For most of us, our jobs play a significant part in our lives. We spend a significant amount of our lifetime at work, along with worrying and thinking about our careers. Often, work takes a huge toll on employees, resulting in work-related stress, anxiety, and depression. Some of their adverse effects include poor productivity, increased staff turnover, high rates of absenteeism and illness, and negative performance.
Employers have a legal responsibility to maintain a healthy and safe workplace. In fact, mental health issues in the workplace worsened during the COVID-19 pandemic. Employees have been affected in various ways, from adjusting to the new normal, losing a loved one, to adopting the remote work setup. As a result, workers now face challenges in managing their mental well-being and the need for support.
To lessen the impacts of poor mental health at work, employers are putting a renewed focus on managing employees’ mental health. Some companies are responding to this situation by offering training courses for health coach professionals. Their role is to educate people about nutrition and health and use it as a thriving health coaching business. In turn, an employee can become an active promoter of life-changing health practices in the workplace.
To better support employees’ mental health, this article will discuss ways of minimizing the impact of mental health issues and techniques in protecting workplace mental health. Take note of the following key points to create a healthy work culture.
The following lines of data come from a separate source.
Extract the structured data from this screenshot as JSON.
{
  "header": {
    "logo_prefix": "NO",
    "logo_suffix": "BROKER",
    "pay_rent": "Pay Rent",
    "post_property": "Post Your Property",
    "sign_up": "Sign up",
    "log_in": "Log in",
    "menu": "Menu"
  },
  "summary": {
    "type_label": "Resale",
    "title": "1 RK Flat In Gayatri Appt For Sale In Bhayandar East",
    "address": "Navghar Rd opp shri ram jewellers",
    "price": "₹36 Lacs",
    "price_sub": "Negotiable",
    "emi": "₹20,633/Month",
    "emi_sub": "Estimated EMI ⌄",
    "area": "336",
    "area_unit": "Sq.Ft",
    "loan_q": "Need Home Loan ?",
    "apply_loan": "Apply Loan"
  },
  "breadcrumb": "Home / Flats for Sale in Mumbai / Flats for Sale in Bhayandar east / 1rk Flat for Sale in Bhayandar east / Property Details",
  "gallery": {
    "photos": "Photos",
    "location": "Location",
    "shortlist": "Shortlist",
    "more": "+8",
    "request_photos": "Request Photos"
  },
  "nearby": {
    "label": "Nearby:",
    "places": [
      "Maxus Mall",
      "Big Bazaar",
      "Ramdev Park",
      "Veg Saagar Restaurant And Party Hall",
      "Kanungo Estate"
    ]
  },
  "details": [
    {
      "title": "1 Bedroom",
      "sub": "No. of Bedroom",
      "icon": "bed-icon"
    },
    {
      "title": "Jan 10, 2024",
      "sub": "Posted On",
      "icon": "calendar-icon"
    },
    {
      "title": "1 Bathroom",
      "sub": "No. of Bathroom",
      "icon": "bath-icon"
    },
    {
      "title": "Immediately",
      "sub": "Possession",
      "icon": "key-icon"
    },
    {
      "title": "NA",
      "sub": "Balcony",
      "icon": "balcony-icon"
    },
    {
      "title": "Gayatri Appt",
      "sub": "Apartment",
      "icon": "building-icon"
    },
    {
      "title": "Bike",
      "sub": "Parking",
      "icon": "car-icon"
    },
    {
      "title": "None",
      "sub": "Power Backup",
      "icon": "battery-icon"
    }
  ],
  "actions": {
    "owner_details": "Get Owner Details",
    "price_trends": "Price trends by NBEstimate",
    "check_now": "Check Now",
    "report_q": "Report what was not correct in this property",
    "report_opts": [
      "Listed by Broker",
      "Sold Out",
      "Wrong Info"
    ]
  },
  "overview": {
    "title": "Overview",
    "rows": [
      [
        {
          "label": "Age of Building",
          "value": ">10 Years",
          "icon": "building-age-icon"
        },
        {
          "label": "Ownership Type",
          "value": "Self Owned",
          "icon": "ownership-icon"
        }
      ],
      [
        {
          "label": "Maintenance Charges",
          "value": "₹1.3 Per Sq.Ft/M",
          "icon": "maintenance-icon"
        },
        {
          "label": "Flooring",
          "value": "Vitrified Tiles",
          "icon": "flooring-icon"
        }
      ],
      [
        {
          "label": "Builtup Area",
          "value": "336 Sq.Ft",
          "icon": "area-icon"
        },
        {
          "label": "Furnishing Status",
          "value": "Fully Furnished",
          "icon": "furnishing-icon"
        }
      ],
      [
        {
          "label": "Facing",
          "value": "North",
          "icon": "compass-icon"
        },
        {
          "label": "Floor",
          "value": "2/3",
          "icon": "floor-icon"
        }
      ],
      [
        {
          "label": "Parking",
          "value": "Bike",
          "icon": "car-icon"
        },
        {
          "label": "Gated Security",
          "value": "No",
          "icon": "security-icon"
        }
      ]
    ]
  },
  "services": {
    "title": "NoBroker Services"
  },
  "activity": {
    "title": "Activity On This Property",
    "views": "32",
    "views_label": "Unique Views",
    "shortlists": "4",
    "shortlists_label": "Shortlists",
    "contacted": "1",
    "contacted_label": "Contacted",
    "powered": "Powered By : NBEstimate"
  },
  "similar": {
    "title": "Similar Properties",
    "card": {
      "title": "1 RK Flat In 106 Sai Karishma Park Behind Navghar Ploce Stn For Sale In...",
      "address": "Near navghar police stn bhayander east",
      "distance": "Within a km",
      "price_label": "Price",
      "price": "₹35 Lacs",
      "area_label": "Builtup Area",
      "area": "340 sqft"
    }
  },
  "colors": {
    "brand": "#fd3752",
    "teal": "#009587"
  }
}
Educate the team
Promoting a supportive workplace culture starts with the employer. Start by pledging your commitment by forming the foundation of a safe work environment, where employees feel their employer understands what they’re going through. Do this by hosting a company-wide meeting to discuss how the pandemic has affected their mental health. Educate the employees about improving self-care, avoiding burnout, and reducing workplace stress.
Take this opportunity by offering mental health resources. Utilize technology by signing up for industry-recognized mental health support or hiring a health professional, such as counselors and mental health advocates. These people have the authority to discuss these topics and address mental health-related concerns. Their role is to highlight health practices to ensure good mental health and identify symptoms that require professional help. By the end of the program, employees will feel more empowered to act on their struggles and improve their mental health.
Committing to addressing mental health issues will improve trust and encourage respect from employees. It takes a huge effort for employers to speak openly about mental health. If done well, this will break the stigma in the workplace that mental health issues are taboo.
Conduct check-in meetings
Doing regular employee check-ins makes a huge difference in employee morale. It is important to note that mental wellness quickly changes; that’s why it is necessary to host check-ins during meetings. Instead of asking about their work progress, ask employees how they are holding up. After the check-in, employers should schedule a one-on-one meeting to discuss follow-up questions and allow employees to speak up about their feelings or ongoing struggles.
For employees with diagnosed conditions, establish a risk assessment system to identify potential stressors and current emotional state. This will help determine possible healthy habits they can adopt when work gets tough. Adopting a traffic light system is also a helpful tool for staying aware of employees’ mental health and providing immediate actions if needed. Your goal is to never let their emotions reach the “red zone”, where they suffer from severe symptoms with a low capacity for action.
Promote self-care practices
In most cases, employees are often hesitant to speak about their struggles or take long breaks at work. A great alternative is to lead by example by promoting the benefits of self-care so employees can take a step back and evaluate their mental health.
Preventative health involves giving our body and mind a well-deserved break now and then. Encouraging employees to take days off for their mental health will prevent serious issues in the long run. You can also offer mental wellness days as a paid day off or schedule breaks to allow employees to reset mentally. Another way is to include mental health resources in their benefit plans to consult counselors, apply for meditation programs, and seek stress management services and other employee assistance programs.
Following the techniques above will help you and your employees establish reasonable adjustments in these times of global crisis. The key is for companies to create comprehensive well-being programs that equip employees with the right tools to manage their anxiety and stress levels. This will provide long-term returns by fully ingraining these programs in the work culture, where the health and well-being of employees are a top priority.